• **What to work on**
An exact restatement of the records below is expected.

• **Source information**
+-------+

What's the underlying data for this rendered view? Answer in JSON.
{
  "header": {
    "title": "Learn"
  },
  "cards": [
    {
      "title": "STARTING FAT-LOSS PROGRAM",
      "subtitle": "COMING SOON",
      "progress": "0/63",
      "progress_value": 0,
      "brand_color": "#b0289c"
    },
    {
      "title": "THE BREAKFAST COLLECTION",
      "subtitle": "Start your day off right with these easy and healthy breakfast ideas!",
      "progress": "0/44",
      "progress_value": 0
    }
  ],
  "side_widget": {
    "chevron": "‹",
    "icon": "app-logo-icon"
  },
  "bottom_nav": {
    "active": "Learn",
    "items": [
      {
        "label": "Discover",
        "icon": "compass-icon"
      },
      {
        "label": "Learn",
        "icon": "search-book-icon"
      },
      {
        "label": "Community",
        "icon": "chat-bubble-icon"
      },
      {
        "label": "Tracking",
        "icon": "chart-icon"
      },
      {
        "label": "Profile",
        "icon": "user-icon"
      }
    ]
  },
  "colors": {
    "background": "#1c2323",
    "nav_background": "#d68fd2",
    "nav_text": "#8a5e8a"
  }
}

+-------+

• **Solution to the exercise**
What's the underlying data for this rendered view? Answer in JSON.
{
  "header": {
    "title": "Learn"
  },
  "cards": [
    {
      "title": "STARTING FAT-LOSS PROGRAM",
      "subtitle": "COMING SOON",
      "progress": "0/63",
      "progress_value": 0,
      "brand_color": "#b0289c"
    },
    {
      "title": "THE BREAKFAST COLLECTION",
      "subtitle": "Start your day off right with these easy and healthy breakfast ideas!",
      "progress": "0/44",
      "progress_value": 0
    }
  ],
  "side_widget": {
    "chevron": "‹",
    "icon": "app-logo-icon"
  },
  "bottom_nav": {
    "active": "Learn",
    "items": [
      {
        "label": "Discover",
        "icon": "compass-icon"
      },
      {
        "label": "Learn",
        "icon": "search-book-icon"
      },
      {
        "label": "Community",
        "icon": "chat-bubble-icon"
      },
      {
        "label": "Tracking",
        "icon": "chart-icon"
      },
      {
        "label": "Profile",
        "icon": "user-icon"
      }
    ]
  },
  "colors": {
    "background": "#1c2323",
    "nav_background": "#d68fd2",
    "nav_text": "#8a5e8a"
  }
}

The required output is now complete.